Beer and malt beverages come in a distant second and third, and wine barely registers on the radar, according to a study from the Boston University School of Public Health.
And this is scary news: Teens who prefer liquor are much more likely to indulge in high-risk behavior, like binge drinking, drinking and driving, smoking tobacco or marijuana and having multiple sexual partners, the researchers also found in the study that followed 7,723 teenagers ages 12 to 18 in eight states.
- Boys are more likely than girls to prefer liquor and beer.
- Teens "graduate" to liquor from beer and malt beverages, such as Smirnoff Ice, Bacardi Silver or Hard Lemonade, and wine coolers as they get older.
- African-American and Hispanic teens prefer malt beverages to beer but not to liquor.
Study leader Dr. Michael Siegel blames it on television. "The number of liquor advertisements on TV has increased dramatically," he told Health Behavior News Service. "So it's not surprising that liquor has become very popular among underage drinkers and surpasses beer as the alcoholic beverage of choice."
Siegel said he does not believe that the type of alcohol teens consume affects their health directly. However, indirectly, the drinking patterns associated with the different types if liquor do have a strong influence.
"The study results suggest that youth might initiate drinking with sweeter, more-flavored alcoholic beverages like malt beverages and wine coolers, and that they progress toward harder alcoholic drinks, like beer and hard liquor--and the high-risk behavior," he explained to Health Behavior News Service.
A solution could lie in the way alcohol is marketed to teens. Wine, for instance, is not advertised heavily in teen-oriented media and does not appear to be part of their partying and drinking scene, a factor that might contribute to its lack of popularity. Siegel said that restricting advertising for malt beverages and wine coolers in youth-oriented media could have a dramatic effect on overall youth drinking.

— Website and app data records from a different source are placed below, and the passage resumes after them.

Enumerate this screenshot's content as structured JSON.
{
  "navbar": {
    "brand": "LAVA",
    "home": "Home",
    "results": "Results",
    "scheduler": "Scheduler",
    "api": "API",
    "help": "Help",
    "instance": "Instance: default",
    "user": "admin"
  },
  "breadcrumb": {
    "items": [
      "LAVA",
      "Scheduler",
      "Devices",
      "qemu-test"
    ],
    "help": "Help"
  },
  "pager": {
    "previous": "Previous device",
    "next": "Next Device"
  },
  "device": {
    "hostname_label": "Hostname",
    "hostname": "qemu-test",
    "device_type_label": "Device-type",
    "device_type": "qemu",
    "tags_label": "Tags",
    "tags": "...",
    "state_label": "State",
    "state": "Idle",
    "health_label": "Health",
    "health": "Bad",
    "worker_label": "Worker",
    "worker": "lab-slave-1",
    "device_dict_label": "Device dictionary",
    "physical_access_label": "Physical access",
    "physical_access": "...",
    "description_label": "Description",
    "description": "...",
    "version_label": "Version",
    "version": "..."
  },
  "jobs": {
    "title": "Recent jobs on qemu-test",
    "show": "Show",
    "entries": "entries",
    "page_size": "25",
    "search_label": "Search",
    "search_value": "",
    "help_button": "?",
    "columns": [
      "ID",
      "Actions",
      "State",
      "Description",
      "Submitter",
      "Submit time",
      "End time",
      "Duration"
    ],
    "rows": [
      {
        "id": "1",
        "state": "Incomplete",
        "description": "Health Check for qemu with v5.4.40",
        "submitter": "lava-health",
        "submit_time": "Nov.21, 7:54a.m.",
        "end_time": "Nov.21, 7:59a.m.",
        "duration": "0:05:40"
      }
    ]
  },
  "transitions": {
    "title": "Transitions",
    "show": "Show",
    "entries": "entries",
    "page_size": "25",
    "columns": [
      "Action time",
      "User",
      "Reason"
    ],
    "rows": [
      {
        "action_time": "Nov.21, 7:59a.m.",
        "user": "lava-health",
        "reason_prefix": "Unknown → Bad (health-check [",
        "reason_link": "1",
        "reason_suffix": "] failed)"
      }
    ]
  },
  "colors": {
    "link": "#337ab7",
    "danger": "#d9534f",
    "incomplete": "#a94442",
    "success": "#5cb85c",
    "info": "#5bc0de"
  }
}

The study findings were published in the American Journal of Preventive Medicine.
--From the Editors at Netscape